- Limited Liability Company (LLC): In an LLC, owners are known as members. They can choose to pay themselves a salary or take an owner’s draw. The method of payment should be specified in the operating agreement.
- Corporation: In a corporation, owners are shareholders. They can pay themselves a salary if they are also employees, or they can receive dividends from the company’s profits. The method of payment should be specified in the bylaws.
Business owners should consult with a tax professional to determine the best way to pay themselves based on their business classification and individual circumstances.
5 Factors To Consider When Paying Yourself as a Business Owner
Paying yourself as a business owner takes careful consideration.

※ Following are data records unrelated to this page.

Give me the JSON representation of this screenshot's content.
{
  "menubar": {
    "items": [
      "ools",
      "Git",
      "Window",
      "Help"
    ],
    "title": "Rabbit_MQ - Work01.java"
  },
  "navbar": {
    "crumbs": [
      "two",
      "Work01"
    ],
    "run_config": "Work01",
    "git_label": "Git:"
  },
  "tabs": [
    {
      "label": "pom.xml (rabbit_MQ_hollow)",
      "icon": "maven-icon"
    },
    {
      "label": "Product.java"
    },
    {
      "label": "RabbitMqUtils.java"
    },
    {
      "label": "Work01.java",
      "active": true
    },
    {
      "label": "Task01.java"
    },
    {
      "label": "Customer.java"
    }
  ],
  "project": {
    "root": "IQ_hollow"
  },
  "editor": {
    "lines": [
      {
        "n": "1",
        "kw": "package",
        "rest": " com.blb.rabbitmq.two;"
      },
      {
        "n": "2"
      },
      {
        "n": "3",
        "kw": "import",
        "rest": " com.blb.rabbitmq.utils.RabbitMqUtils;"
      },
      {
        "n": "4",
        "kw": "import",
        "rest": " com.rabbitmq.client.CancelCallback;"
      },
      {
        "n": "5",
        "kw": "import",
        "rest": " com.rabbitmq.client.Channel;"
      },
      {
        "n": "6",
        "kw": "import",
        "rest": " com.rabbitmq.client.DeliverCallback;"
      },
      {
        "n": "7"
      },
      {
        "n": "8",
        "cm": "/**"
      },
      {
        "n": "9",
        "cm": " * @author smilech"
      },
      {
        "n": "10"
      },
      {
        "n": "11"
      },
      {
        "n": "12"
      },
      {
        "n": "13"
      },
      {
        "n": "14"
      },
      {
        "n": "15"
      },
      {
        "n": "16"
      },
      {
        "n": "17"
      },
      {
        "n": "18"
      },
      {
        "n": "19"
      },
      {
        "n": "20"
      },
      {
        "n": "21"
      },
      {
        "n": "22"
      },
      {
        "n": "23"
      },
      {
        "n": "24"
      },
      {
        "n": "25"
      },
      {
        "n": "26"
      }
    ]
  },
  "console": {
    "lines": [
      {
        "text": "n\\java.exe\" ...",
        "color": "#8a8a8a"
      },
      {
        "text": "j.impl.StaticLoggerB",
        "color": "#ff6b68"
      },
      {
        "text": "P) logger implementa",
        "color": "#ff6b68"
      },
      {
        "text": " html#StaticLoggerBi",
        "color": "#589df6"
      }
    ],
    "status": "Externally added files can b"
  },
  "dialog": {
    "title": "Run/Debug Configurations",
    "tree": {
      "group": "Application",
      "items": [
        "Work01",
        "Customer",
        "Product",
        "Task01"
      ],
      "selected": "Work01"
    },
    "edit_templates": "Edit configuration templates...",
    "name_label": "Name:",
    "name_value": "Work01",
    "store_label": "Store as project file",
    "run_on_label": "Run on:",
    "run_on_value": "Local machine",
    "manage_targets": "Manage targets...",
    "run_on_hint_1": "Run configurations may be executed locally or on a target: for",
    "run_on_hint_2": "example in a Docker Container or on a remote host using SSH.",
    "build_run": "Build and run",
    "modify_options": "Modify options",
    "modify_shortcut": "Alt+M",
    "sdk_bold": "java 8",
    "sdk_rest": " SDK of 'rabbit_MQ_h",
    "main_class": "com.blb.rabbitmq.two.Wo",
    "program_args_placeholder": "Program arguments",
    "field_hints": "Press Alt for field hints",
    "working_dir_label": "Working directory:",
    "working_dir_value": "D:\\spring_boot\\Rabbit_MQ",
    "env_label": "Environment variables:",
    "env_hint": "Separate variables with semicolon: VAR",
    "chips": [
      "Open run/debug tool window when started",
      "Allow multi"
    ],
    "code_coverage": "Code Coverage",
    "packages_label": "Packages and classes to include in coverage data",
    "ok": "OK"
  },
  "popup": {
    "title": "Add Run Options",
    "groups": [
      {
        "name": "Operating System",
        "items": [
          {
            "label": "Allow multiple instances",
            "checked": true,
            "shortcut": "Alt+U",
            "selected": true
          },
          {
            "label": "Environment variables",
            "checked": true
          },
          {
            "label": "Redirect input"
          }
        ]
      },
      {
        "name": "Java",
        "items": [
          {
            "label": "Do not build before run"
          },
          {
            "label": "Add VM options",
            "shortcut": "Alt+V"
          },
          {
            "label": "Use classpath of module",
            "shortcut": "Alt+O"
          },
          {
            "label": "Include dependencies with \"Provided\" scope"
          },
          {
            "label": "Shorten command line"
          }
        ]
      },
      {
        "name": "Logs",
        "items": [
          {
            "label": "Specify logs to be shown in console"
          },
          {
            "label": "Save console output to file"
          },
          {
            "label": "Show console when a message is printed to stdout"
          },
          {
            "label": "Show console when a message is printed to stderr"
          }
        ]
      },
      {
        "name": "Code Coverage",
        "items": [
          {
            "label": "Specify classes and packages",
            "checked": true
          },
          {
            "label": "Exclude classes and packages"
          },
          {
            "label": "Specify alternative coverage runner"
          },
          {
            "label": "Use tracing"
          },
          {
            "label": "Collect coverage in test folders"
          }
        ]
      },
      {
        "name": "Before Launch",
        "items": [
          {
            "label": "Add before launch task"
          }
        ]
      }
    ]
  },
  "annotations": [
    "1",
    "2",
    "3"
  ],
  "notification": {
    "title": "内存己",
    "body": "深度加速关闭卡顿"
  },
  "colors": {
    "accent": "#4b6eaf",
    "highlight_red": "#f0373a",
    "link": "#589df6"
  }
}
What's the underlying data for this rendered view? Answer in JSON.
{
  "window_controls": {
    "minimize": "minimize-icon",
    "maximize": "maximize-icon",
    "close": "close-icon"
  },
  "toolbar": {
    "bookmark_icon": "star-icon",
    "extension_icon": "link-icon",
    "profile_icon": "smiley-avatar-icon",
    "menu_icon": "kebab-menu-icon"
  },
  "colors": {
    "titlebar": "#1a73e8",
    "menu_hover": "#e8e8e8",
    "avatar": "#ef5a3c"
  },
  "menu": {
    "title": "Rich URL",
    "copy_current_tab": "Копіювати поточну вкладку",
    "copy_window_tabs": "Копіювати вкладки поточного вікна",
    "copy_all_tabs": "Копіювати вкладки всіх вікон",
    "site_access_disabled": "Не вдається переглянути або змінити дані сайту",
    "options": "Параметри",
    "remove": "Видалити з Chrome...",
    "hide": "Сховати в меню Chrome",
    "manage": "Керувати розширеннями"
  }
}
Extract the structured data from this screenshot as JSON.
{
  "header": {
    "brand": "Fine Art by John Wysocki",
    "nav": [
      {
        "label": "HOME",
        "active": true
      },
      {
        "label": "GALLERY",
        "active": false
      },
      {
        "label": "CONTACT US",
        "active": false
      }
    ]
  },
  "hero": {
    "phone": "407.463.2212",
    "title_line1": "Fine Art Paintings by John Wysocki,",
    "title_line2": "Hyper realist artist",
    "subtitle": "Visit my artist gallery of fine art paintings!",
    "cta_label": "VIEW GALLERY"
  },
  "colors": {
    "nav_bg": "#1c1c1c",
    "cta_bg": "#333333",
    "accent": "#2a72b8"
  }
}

Here are a few factors to consider before deciding which method is best for you and your business:
- Business profitability: Evaluate the financial health of the business and its ability to sustain regular payments to the owner.
- Personal financial needs: Take into account your personal financial situation, including living expenses, debts, and savings goals.
- Tax implications: Structure the owner’s pay in a tax-efficient manner, taking into account the tax implication of different payment methods and the impact on the business’s taxable income.
- Business growth and future goals: Consider the business’s growth plans and future financial goals, such as expanding the business, hiring employees, or retiring.
- Industry standards: Keep in line with industry standards and stay competitive with similar businesses in the same market.
Business owners should carefully consider each of these factors and consult with a tax professional to ensure they’re paying themselves in a way that is financially sustainable for the business and their personal finances.
How Often To Pay Yourself as a Small Business Owner
As a business owner, you can pay yourself as often as you prefer, as long as you can cover your business expenses and financial obligations.
Some business owners pay themselves a salary regularly, such as weekly or monthly, while others may opt for a less frequent schedule or draw funds as needed.
Your pay frequency should be determined by your business’s financial stability and personal financial needs.
6 Common Mistakes To Avoid When Paying Yourself as a Business Owner
Many new business owners make mistakes when determining how to pay themselves. To ensure the financial health of your business, avoid these common mistakes:
- Not separating personal and business finances: Keeping personal and business finances separate helps you get a clear picture of your business’s financial health.
- Not paying yourself a reasonable salary: Paying yourself too much or too little can hurt your business. You should pay yourself a salary that aligns with industry standards and not what you would pay an employee for a similar role.
- Neglecting to pay taxes: Make sure you set aside money to pay taxes on your salary to avoid any tax liabilities in the future.
- Not having a budget: Not having a budget in place can lead to overspending and financial instability for your business.
- Not having an emergency fund: It’s important to have an emergency fund in case of unexpected events. This way you don’t have to dip into your salary to cover unexpected costs.
Not reviewing your financials regularly: Regularly reviewing your financials will help you make informed decisions about your salary and the overall financial health of your business.